Coal, oil, and natural gas are three major sources of energy that are typically used by the industrial nations around the world. These energy resources are what we may call "convenient energy" because they are inexpensive, easy to transport, concentrated, and easy to use. However, there are many costs that we may not recognize as being hazards, affecting humans and the natural world around us. They are finite resources, and the difficulties and challenges increase in the search for new sources of these forms of energy. As we look toward our energy future, there is little question that we need to look at other sources of energy besides oil, coal, and natural gas.

Energy Perspective

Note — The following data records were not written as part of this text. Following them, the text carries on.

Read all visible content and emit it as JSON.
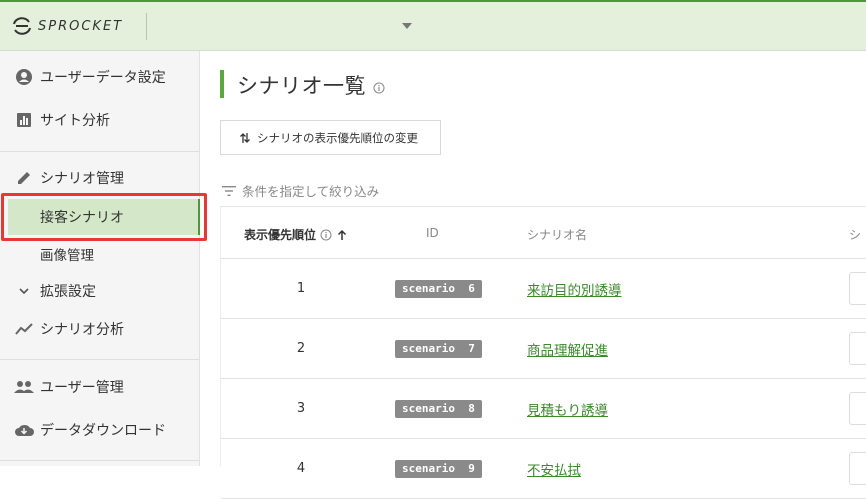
{
  "header": {
    "logo_text": "SPROCKET"
  },
  "sidebar": {
    "items": [
      {
        "label": "ユーザーデータ設定",
        "icon": "account-circle-icon"
      },
      {
        "label": "サイト分析",
        "icon": "bar-chart-icon"
      },
      {
        "label": "シナリオ管理",
        "icon": "pencil-icon"
      },
      {
        "label": "接客シナリオ",
        "active": true
      },
      {
        "label": "画像管理"
      },
      {
        "label": "拡張設定",
        "icon": "chevron-down-icon"
      },
      {
        "label": "シナリオ分析",
        "icon": "trending-up-icon"
      },
      {
        "label": "ユーザー管理",
        "icon": "people-icon"
      },
      {
        "label": "データダウンロード",
        "icon": "cloud-download-icon"
      }
    ]
  },
  "main": {
    "title": "シナリオ一覧",
    "sort_button_label": "シナリオの表示優先順位の変更",
    "filter_label": "条件を指定して絞り込み",
    "table": {
      "headers": {
        "priority": "表示優先順位",
        "id": "ID",
        "name": "シナリオ名",
        "more": "シ"
      },
      "rows": [
        {
          "priority": "1",
          "id": "scenario  6",
          "name": "来訪目的別誘導"
        },
        {
          "priority": "2",
          "id": "scenario  7",
          "name": "商品理解促進"
        },
        {
          "priority": "3",
          "id": "scenario  8",
          "name": "見積もり誘導"
        },
        {
          "priority": "4",
          "id": "scenario  9",
          "name": "不安払拭"
        }
      ]
    }
  },
  "colors": {
    "header_bg": "#e4f0dc",
    "accent": "#4c9a37",
    "link": "#3c8a2d",
    "highlight": "#e53935"
  }
}
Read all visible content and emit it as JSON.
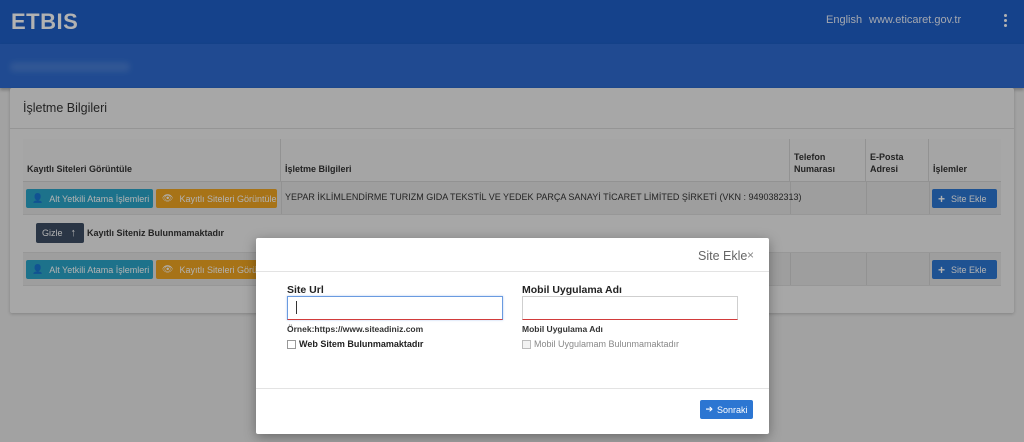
{
  "app": {
    "title": "ETBIS"
  },
  "topbar": {
    "language_label": "English",
    "site_link": "www.eticaret.gov.tr",
    "menu_icon": "more-vertical-icon"
  },
  "card": {
    "title": "İşletme Bilgileri",
    "table": {
      "headers": {
        "col1": "Kayıtlı Siteleri Görüntüle",
        "col2": "İşletme Bilgileri",
        "col3": "Telefon Numarası",
        "col4": "E-Posta Adresi",
        "col5": "İşlemler"
      },
      "row1": {
        "sub_authority_button": "Alt Yetkili Atama İşlemleri",
        "view_sites_button": "Kayıtlı Siteleri Görüntüle",
        "company_info": "YEPAR İKLİMLENDİRME TURIZM GIDA TEKSTİL VE YEDEK PARÇA SANAYİ TİCARET LİMİTED ŞİRKETİ (VKN : 9490382313)",
        "add_site_button": "Site Ekle"
      },
      "row2": {
        "hide_button": "Gizle",
        "message": "Kayıtlı Siteniz Bulunmamaktadır"
      },
      "row3": {
        "sub_authority_button": "Alt Yetkili Atama İşlemleri",
        "view_sites_button": "Kayıtlı Siteleri Görüntüle",
        "add_site_button": "Site Ekle"
      }
    }
  },
  "modal": {
    "title": "Site Ekle",
    "close_symbol": "×",
    "site_url": {
      "label": "Site Url",
      "value": "",
      "hint": "Örnek:https://www.siteadiniz.com",
      "checkbox_label": "Web Sitem Bulunmamaktadır",
      "checked": false
    },
    "mobile_app": {
      "label": "Mobil Uygulama Adı",
      "value": "",
      "hint": "Mobil Uygulama Adı",
      "checkbox_label": "Mobil Uygulamam Bulunmamaktadır",
      "checked": false
    },
    "next_button": "Sonraki"
  }
}
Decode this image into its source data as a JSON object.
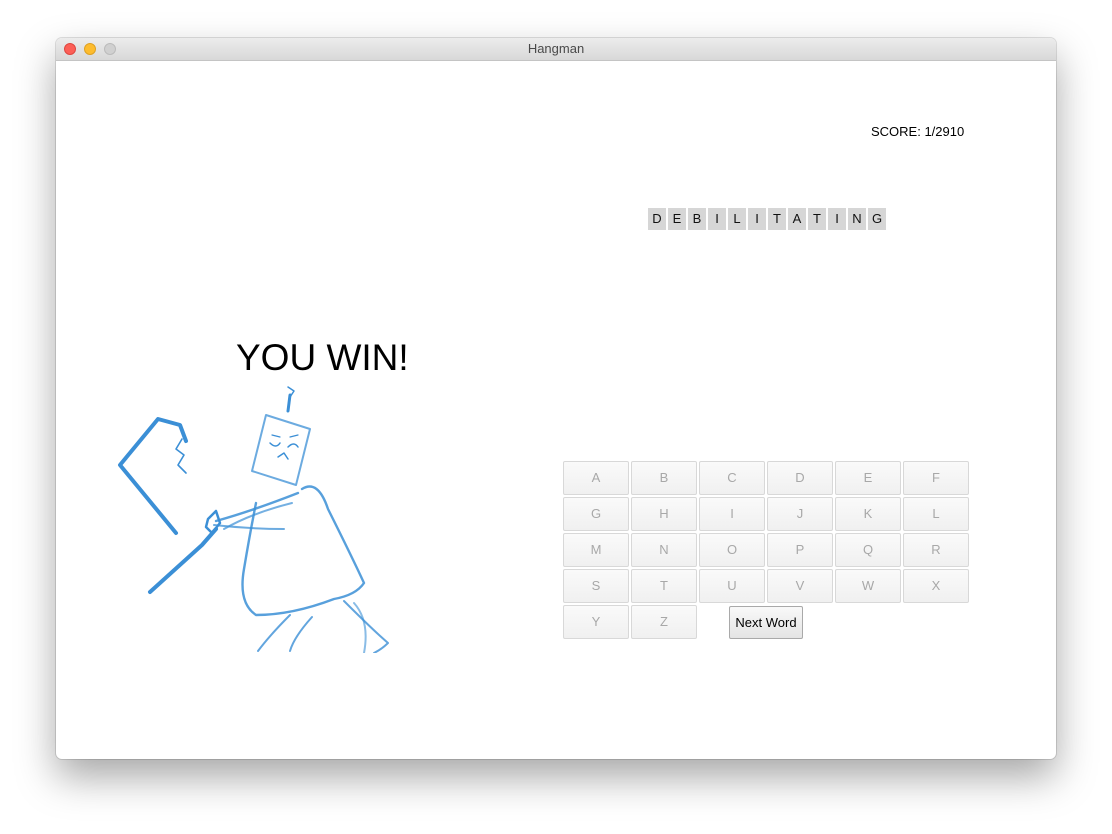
{
  "window": {
    "title": "Hangman"
  },
  "score": {
    "label": "SCORE: 1/2910"
  },
  "word": {
    "letters": [
      "D",
      "E",
      "B",
      "I",
      "L",
      "I",
      "T",
      "A",
      "T",
      "I",
      "N",
      "G"
    ]
  },
  "result": {
    "message": "YOU WIN!"
  },
  "keyboard": {
    "keys": [
      "A",
      "B",
      "C",
      "D",
      "E",
      "F",
      "G",
      "H",
      "I",
      "J",
      "K",
      "L",
      "M",
      "N",
      "O",
      "P",
      "Q",
      "R",
      "S",
      "T",
      "U",
      "V",
      "W",
      "X",
      "Y",
      "Z"
    ],
    "next_word_label": "Next Word"
  },
  "colors": {
    "stick_figure": "#3b8fd6",
    "tile_background": "#d6d6d6",
    "disabled_key_text": "#a8a8a8"
  },
  "icons": {
    "drawing": "hangman-figure-escaping"
  }
}
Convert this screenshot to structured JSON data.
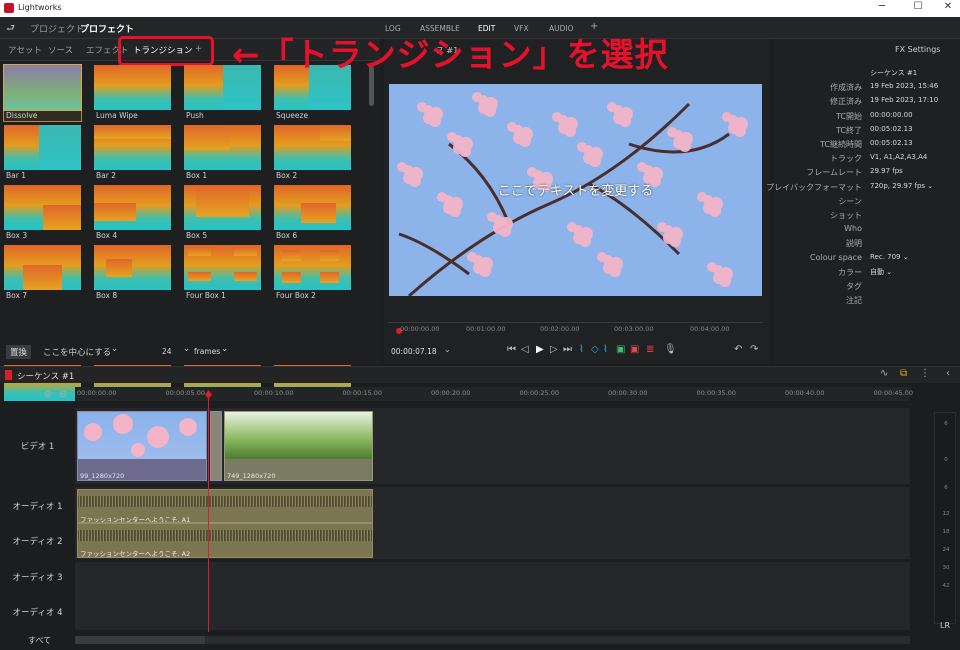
{
  "window": {
    "title": "Lightworks",
    "minimize": "─",
    "maximize": "☐",
    "close": "✕"
  },
  "projectbar": {
    "back": "⮐",
    "project_label": "プロジェクト",
    "project_name": "プロフェクト",
    "chev": "⌄"
  },
  "viewtabs": [
    "LOG",
    "ASSEMBLE",
    "EDIT",
    "VFX",
    "AUDIO",
    "+"
  ],
  "lefttabs": [
    "アセット",
    "ソース",
    "エフェクト",
    "トランジション",
    "+"
  ],
  "annotation": "←「トランジション」を選択",
  "transitions": [
    "Dissolve",
    "Luma Wipe",
    "Push",
    "Squeeze",
    "Bar 1",
    "Bar 2",
    "Box 1",
    "Box 2",
    "Box 3",
    "Box 4",
    "Box 5",
    "Box 6",
    "Box 7",
    "Box 8",
    "Four Box 1",
    "Four Box 2"
  ],
  "leftbottom": {
    "replace": "置換",
    "center": "ここを中心にする",
    "chev": "⌄",
    "count": "24",
    "unit": "frames"
  },
  "viewer": {
    "tab_prefix": "ス #1",
    "overlay_text": "ここでテキストを変更する",
    "timecode": "00:00:07.18",
    "ticks": [
      "00:00:00.00",
      "00:01:00.00",
      "00:02:00.00",
      "00:03:00.00",
      "00:04:00.00"
    ]
  },
  "fxsettings": "FX Settings",
  "properties": [
    {
      "k": "",
      "v": "シーケンス #1"
    },
    {
      "k": "作成済み",
      "v": "19 Feb 2023, 15:46"
    },
    {
      "k": "修正済み",
      "v": "19 Feb 2023, 17:10"
    },
    {
      "k": "TC開始",
      "v": "00:00:00.00"
    },
    {
      "k": "TC終了",
      "v": "00:05:02.13"
    },
    {
      "k": "TC継続時間",
      "v": "00:05:02.13"
    },
    {
      "k": "トラック",
      "v": "V1, A1,A2,A3,A4"
    },
    {
      "k": "フレームレート",
      "v": "29.97 fps"
    },
    {
      "k": "プレイバックフォーマット",
      "v": "720p, 29.97 fps ⌄"
    },
    {
      "k": "シーン",
      "v": ""
    },
    {
      "k": "ショット",
      "v": ""
    },
    {
      "k": "Who",
      "v": ""
    },
    {
      "k": "説明",
      "v": ""
    },
    {
      "k": "Colour space",
      "v": "Rec. 709 ⌄"
    },
    {
      "k": "カラー",
      "v": "自動 ⌄"
    },
    {
      "k": "タグ",
      "v": ""
    },
    {
      "k": "注記",
      "v": ""
    }
  ],
  "sequence": {
    "name": "シーケンス #1",
    "all": "すべて",
    "lr": "LR"
  },
  "timeline_ticks": [
    "00:00:00.00",
    "00:00:05.00",
    "00:00:10.00",
    "00:00:15.00",
    "00:00:20.00",
    "00:00:25.00",
    "00:00:30.00",
    "00:00:35.00",
    "00:00:40.00",
    "00:00:45.00"
  ],
  "tracks": {
    "video": "ビデオ 1",
    "a1": "オーディオ 1",
    "a2": "オーディオ 2",
    "a3": "オーディオ 3",
    "a4": "オーディオ 4"
  },
  "clips": {
    "v1": "99_1280x720",
    "v2": "749_1280x720",
    "a1": "ファッションセンターへようこそ. A1",
    "a2": "ファッションセンターへようこそ. A2"
  },
  "meter_nums": [
    "6",
    "0",
    "6",
    "12",
    "18",
    "24",
    "30",
    "42"
  ]
}
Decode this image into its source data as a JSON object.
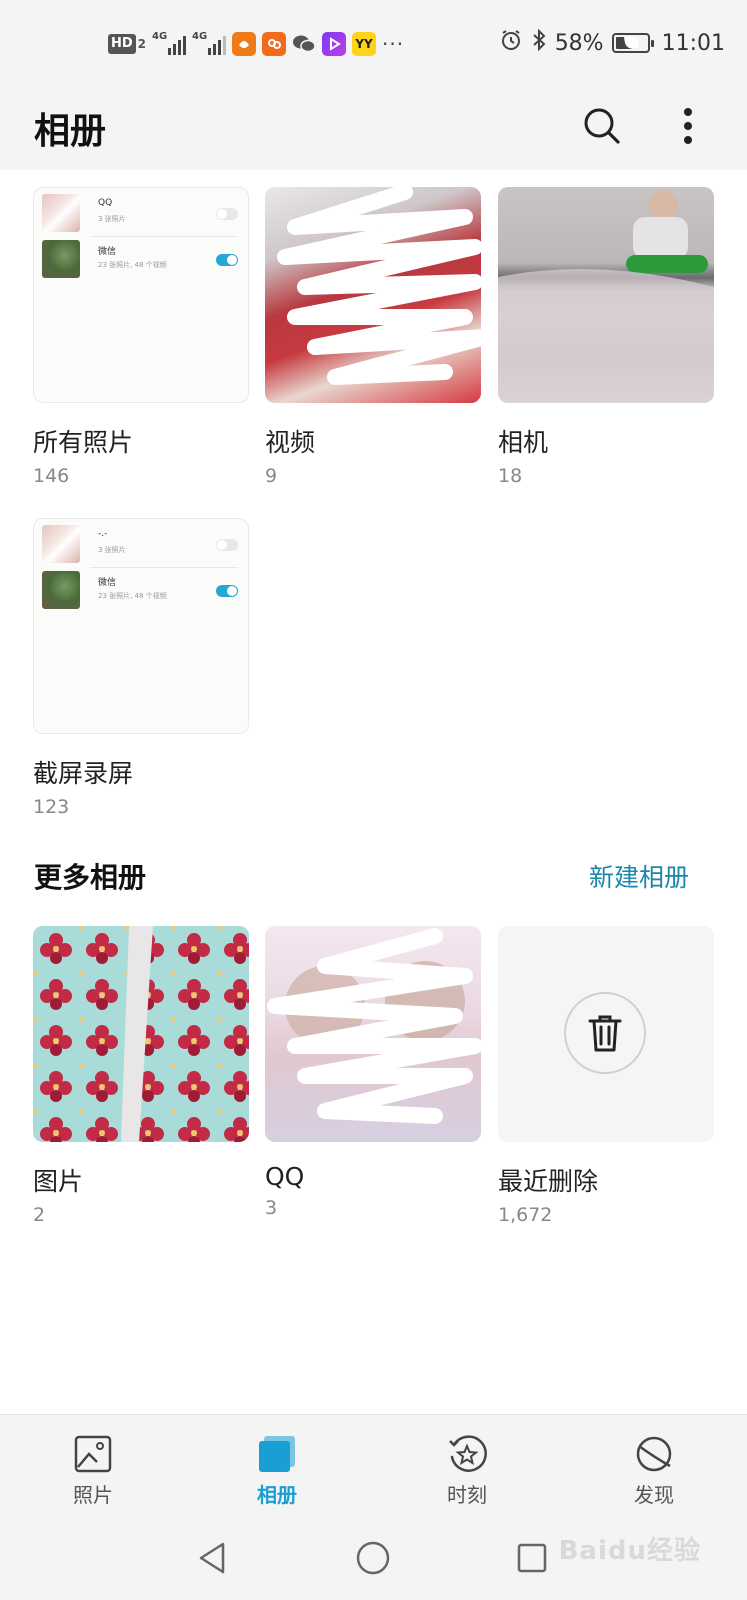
{
  "status_bar": {
    "hd_label": "HD",
    "hd_sub": "2",
    "sim1_net": "4G",
    "sim2_net": "4G",
    "yy_label": "YY",
    "more": "···",
    "battery": "58%",
    "battery_level": 0.58,
    "time": "11:01"
  },
  "header": {
    "title": "相册"
  },
  "albums": [
    {
      "name": "所有照片",
      "count": "146"
    },
    {
      "name": "视频",
      "count": "9"
    },
    {
      "name": "相机",
      "count": "18"
    },
    {
      "name": "截屏录屏",
      "count": "123"
    }
  ],
  "shot_thumb_a": {
    "row1_title": "QQ",
    "row1_sub": "3 张照片",
    "row2_title": "微信",
    "row2_sub": "23 张照片, 48 个视频"
  },
  "shot_thumb_b": {
    "row1_title": "-.-",
    "row1_sub": "3 张照片",
    "row2_title": "微信",
    "row2_sub": "23 张照片, 48 个视频"
  },
  "more_albums": {
    "title": "更多相册",
    "new_album": "新建相册",
    "items": [
      {
        "name": "图片",
        "count": "2"
      },
      {
        "name": "QQ",
        "count": "3"
      },
      {
        "name": "最近删除",
        "count": "1,672"
      }
    ]
  },
  "bottom_nav": [
    {
      "label": "照片"
    },
    {
      "label": "相册"
    },
    {
      "label": "时刻"
    },
    {
      "label": "发现"
    }
  ],
  "watermark": "Baidu经验",
  "colors": {
    "accent": "#1a9fd4",
    "link": "#1a87a8",
    "toggle_on": "#27a7d6"
  }
}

We may ask the question, What is energy? Typically the first answers that come to mind are oil, coal, and natural gas or nuclear energy. Most human activities require some form of energy consumption. This may be the energy produced by the food that we eat or the gasoline that is used in cars, trucks, buses, and other vehicles. We cannot ignore the fact that we use energy in work and recreation. We use energy when we ride a bicycle to a store, take a bus or airplane trip, or even talk on a mobile phone. We use energy across the spectrum in communications, construction, manufacturing, and transportation. For example, the food that we consume may be produced far from our homes on large farms in another state or even in another country. We may purchase grapes from Chile or hamburger from Canada or fish from Norway. Energy is a key element that is required to produce, harvest, process, and transport that food. We use energy for lighting, heating, and cooling our homes and businesses. It is important to recognize that energy plays a critical role in how we work or play and even survive. However, we may give little thought as to where this energy comes from. Could other forms of energy, such as wind and solar energy, become major players in our energy mix? …